A setting according to Mozart’s original intentions? What heresy!
MOZART: Die Entfuhrung aus den Serail [The Abduction from the Seraglio] (complete opera), Blu-ray (2015)
Performers: Sally Matthews (Konstanze)/ Edgaras Montvidas (Belmonte)/ Tobias Kehrer (Osmin)/ Mari Eriksmoen (Blonde)/ Brenden Gunnell (Pedrillo)/ Franck Saurel (Pasha Selim)/ The Glyndebourne Chorus/ Orch. of the Age of Enlightenment/ Robin Ticciati
Producer: George Bruell
Director: David McVicar
Studio: Opus Arte Glyndebourne OABD7204D [Distr. by Naxos]
Video: 1080i HD, 16:9 for widescreen, color
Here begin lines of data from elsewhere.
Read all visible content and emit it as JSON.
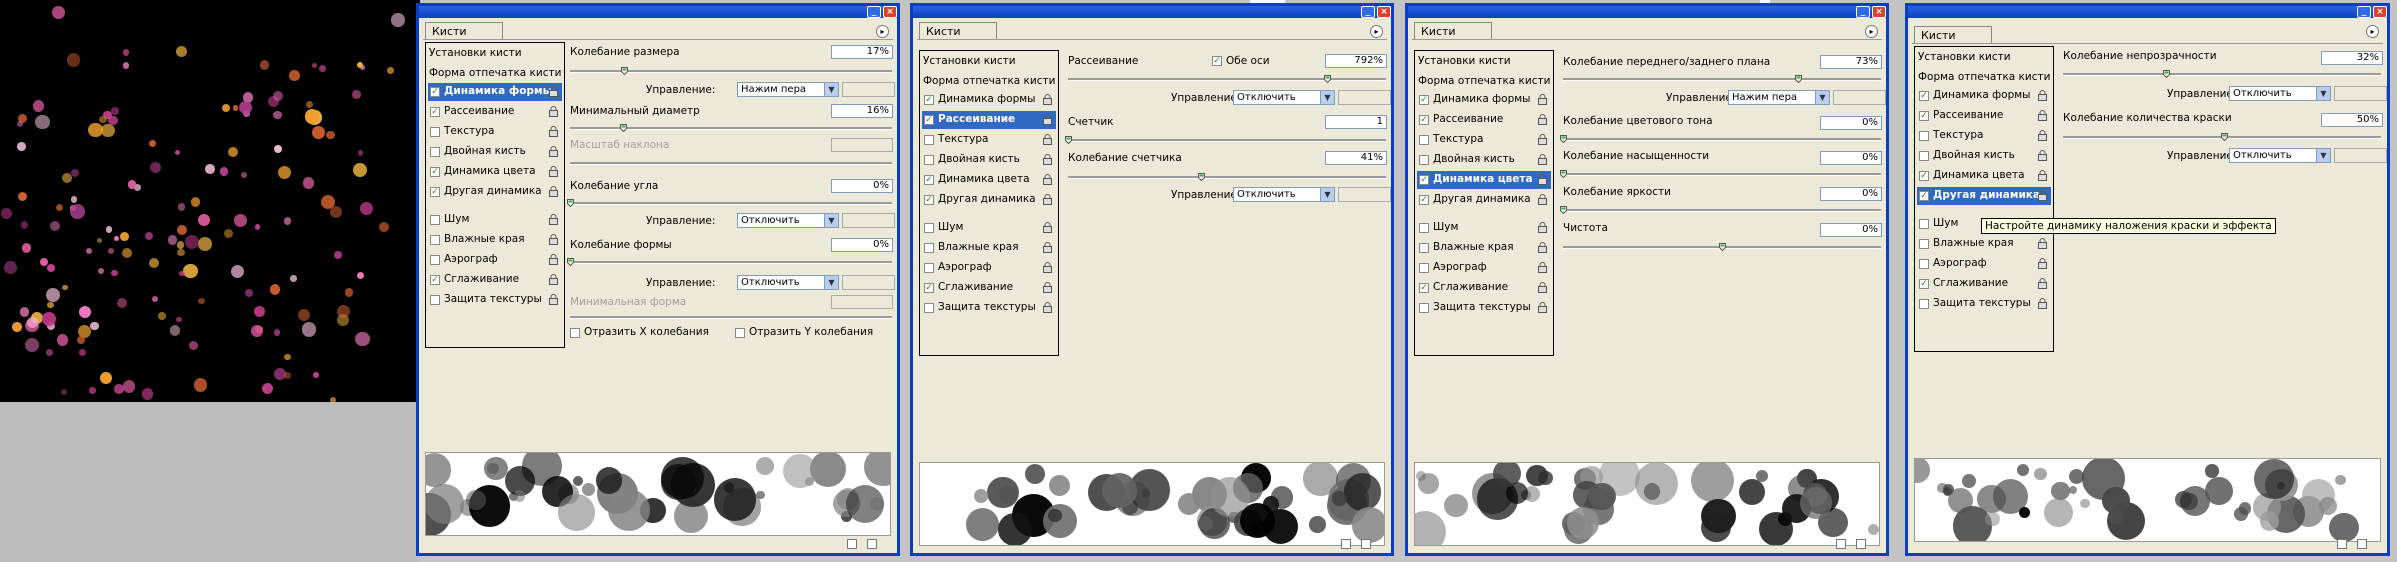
{
  "colors": {
    "title_blue": "#0a3fc4",
    "selection": "#316ac5",
    "panel_bg": "#ece9d8"
  },
  "panels": [
    {
      "tab": "Кисти",
      "presets_label": "Установки кисти",
      "tip_shape_label": "Форма отпечатка кисти",
      "list": [
        {
          "label": "Динамика формы",
          "checked": true,
          "selected": true
        },
        {
          "label": "Рассеивание",
          "checked": true,
          "selected": false
        },
        {
          "label": "Текстура",
          "checked": false,
          "selected": false
        },
        {
          "label": "Двойная кисть",
          "checked": false,
          "selected": false
        },
        {
          "label": "Динамика цвета",
          "checked": true,
          "selected": false
        },
        {
          "label": "Другая динамика",
          "checked": true,
          "selected": false
        },
        {
          "label": "Шум",
          "checked": false,
          "selected": false
        },
        {
          "label": "Влажные края",
          "checked": false,
          "selected": false
        },
        {
          "label": "Аэрограф",
          "checked": false,
          "selected": false
        },
        {
          "label": "Сглаживание",
          "checked": true,
          "selected": false
        },
        {
          "label": "Защита текстуры",
          "checked": false,
          "selected": false
        }
      ],
      "size_jitter_label": "Колебание размера",
      "size_jitter_value": "17%",
      "control_label": "Управление:",
      "control_size_value": "Нажим пера",
      "min_diameter_label": "Минимальный диаметр",
      "min_diameter_value": "16%",
      "tilt_scale_label": "Масштаб наклона",
      "angle_jitter_label": "Колебание угла",
      "angle_jitter_value": "0%",
      "control_angle_value": "Отключить",
      "roundness_jitter_label": "Колебание формы",
      "roundness_jitter_value": "0%",
      "control_round_value": "Отключить",
      "min_roundness_label": "Минимальная форма",
      "flip_x_label": "Отразить X колебания",
      "flip_y_label": "Отразить Y колебания"
    },
    {
      "tab": "Кисти",
      "presets_label": "Установки кисти",
      "tip_shape_label": "Форма отпечатка кисти",
      "list": [
        {
          "label": "Динамика формы",
          "checked": true,
          "selected": false
        },
        {
          "label": "Рассеивание",
          "checked": true,
          "selected": true
        },
        {
          "label": "Текстура",
          "checked": false,
          "selected": false
        },
        {
          "label": "Двойная кисть",
          "checked": false,
          "selected": false
        },
        {
          "label": "Динамика цвета",
          "checked": true,
          "selected": false
        },
        {
          "label": "Другая динамика",
          "checked": true,
          "selected": false
        },
        {
          "label": "Шум",
          "checked": false,
          "selected": false
        },
        {
          "label": "Влажные края",
          "checked": false,
          "selected": false
        },
        {
          "label": "Аэрограф",
          "checked": false,
          "selected": false
        },
        {
          "label": "Сглаживание",
          "checked": true,
          "selected": false
        },
        {
          "label": "Защита текстуры",
          "checked": false,
          "selected": false
        }
      ],
      "scatter_label": "Рассеивание",
      "both_axes_label": "Обе оси",
      "scatter_value": "792%",
      "control_label": "Управление:",
      "control_scatter_value": "Отключить",
      "count_label": "Счетчик",
      "count_value": "1",
      "count_jitter_label": "Колебание счетчика",
      "count_jitter_value": "41%",
      "control_count_value": "Отключить"
    },
    {
      "tab": "Кисти",
      "presets_label": "Установки кисти",
      "tip_shape_label": "Форма отпечатка кисти",
      "list": [
        {
          "label": "Динамика формы",
          "checked": true,
          "selected": false
        },
        {
          "label": "Рассеивание",
          "checked": true,
          "selected": false
        },
        {
          "label": "Текстура",
          "checked": false,
          "selected": false
        },
        {
          "label": "Двойная кисть",
          "checked": false,
          "selected": false
        },
        {
          "label": "Динамика цвета",
          "checked": true,
          "selected": true
        },
        {
          "label": "Другая динамика",
          "checked": true,
          "selected": false
        },
        {
          "label": "Шум",
          "checked": false,
          "selected": false
        },
        {
          "label": "Влажные края",
          "checked": false,
          "selected": false
        },
        {
          "label": "Аэрограф",
          "checked": false,
          "selected": false
        },
        {
          "label": "Сглаживание",
          "checked": true,
          "selected": false
        },
        {
          "label": "Защита текстуры",
          "checked": false,
          "selected": false
        }
      ],
      "fg_bg_jitter_label": "Колебание переднего/заднего плана",
      "fg_bg_jitter_value": "73%",
      "control_label": "Управление:",
      "control_fgbg_value": "Нажим пера",
      "hue_jitter_label": "Колебание цветового тона",
      "hue_jitter_value": "0%",
      "sat_jitter_label": "Колебание насыщенности",
      "sat_jitter_value": "0%",
      "bright_jitter_label": "Колебание яркости",
      "bright_jitter_value": "0%",
      "purity_label": "Чистота",
      "purity_value": "0%"
    },
    {
      "tab": "Кисти",
      "presets_label": "Установки кисти",
      "tip_shape_label": "Форма отпечатка кисти",
      "list": [
        {
          "label": "Динамика формы",
          "checked": true,
          "selected": false
        },
        {
          "label": "Рассеивание",
          "checked": true,
          "selected": false
        },
        {
          "label": "Текстура",
          "checked": false,
          "selected": false
        },
        {
          "label": "Двойная кисть",
          "checked": false,
          "selected": false
        },
        {
          "label": "Динамика цвета",
          "checked": true,
          "selected": false
        },
        {
          "label": "Другая динамика",
          "checked": true,
          "selected": true
        },
        {
          "label": "Шум",
          "checked": false,
          "selected": false
        },
        {
          "label": "Влажные края",
          "checked": false,
          "selected": false
        },
        {
          "label": "Аэрограф",
          "checked": false,
          "selected": false
        },
        {
          "label": "Сглаживание",
          "checked": true,
          "selected": false
        },
        {
          "label": "Защита текстуры",
          "checked": false,
          "selected": false
        }
      ],
      "opacity_jitter_label": "Колебание непрозрачности",
      "opacity_jitter_value": "32%",
      "control_label": "Управление:",
      "control_opacity_value": "Отключить",
      "flow_jitter_label": "Колебание количества краски",
      "flow_jitter_value": "50%",
      "control_flow_value": "Отключить",
      "tooltip": "Настройте динамику наложения краски и эффекта"
    }
  ]
}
Audio: PCM 2.1, DTS-HD MA 5.1
Subtitles: German, English, French, Japanese, Korean
No region code
Extras: Concept, Craft & Collaboration: The Visual Story and a cast gallery (12 min.)
Length: 168 min.
I must confess to being washed with refreshment at seeing an Entfuhrung staged at the actual time Mozart indicated—what a concept! It makes most of the modern stagings seem rather simplistic and silly, which of course is what most of them are! This idea that times and dates must be updated to speak to confused and stupid modern mankind is hopefully becoming passé, returning the brilliance and importance of Mozart’s message back to his original concept. After all, Entfuhrung is not actually intended to give a “realistic” account of Muslim Turkey, and even the Pasha, being a convert, is only partially authentic. Instead, Mozart offers a thoroughly “Viennese” view and fascination of the forces that threatened, only a short time earlier, the very existence of this society. So, it must be admitted, that it is also a rather “safe” view, but Mozart uses this safety to explore his greater Masonic ideals of brotherhood and peace, rewriting history for the sake of his viewers in a small way, in order to put the concepts not in the mouths of the formerly assaulted Viennese, but in the tolerance of the assaulter.
It’s a brilliant conception that allows a would-be comedy to provoke some serious thought, as all of Mozart’s operas do, and its impact is even more profound by allowing the work to play out in Mozart’s designated time period. Of course, Mozart, who seems to always get slapped for supposed misogynistic ideas in operas like Magic Flute—mistakenly—also allows us two divergent views of female approaches to difficult situations. Konstanze, solidly portrayed by Sally Matthews, doesn’t disguise her temptations to give in to the Pasha’s advances, but remains firm in her resolve and dignity. Blonde, on the other hand, actually finds herself in a much more dangerous situation in that she has been given as a slave to the incorrigible Osmin—who is actually the heart of this opera in many ways, and spectacularly sung and acted by Tobias Kehrer—but puts on a proto-feminist demeanor that thwarts and even attacks his overtures, with all the danger inherent in this position. Both make the main men in this work, Belmonte and his servant Pedrillo, somewhat less significant in terms of characterization and drama, and Mozart’s music for each fails to upstage the girls. Pedrillo does serve as the clownish comic relief, and Brenden Gunnell plays this well, while the Belmonte of Edgaras Montvidas is a little bland and colorless.
Actor Franck Saurel has the measure of the songless part of Pasha Selim, but his characterization seems spot on, a progress of understanding from despotic and lustful ruler to one of benign and compassionate overseer by the end. The conducting of Robin Ticciati is alert and adaptive, avoiding mania and frenzy, a modern temptation in this piece. The OAE has always been one of the more gracious period ensembles, and they remain so here. Sets are colorful and gorgeously transparent, while the sound is nicely balanced and captured, as are most of the Glyndebourne performances. The singing is generally highly competent if not always the best available, and there is little to dislike in this admirable issue.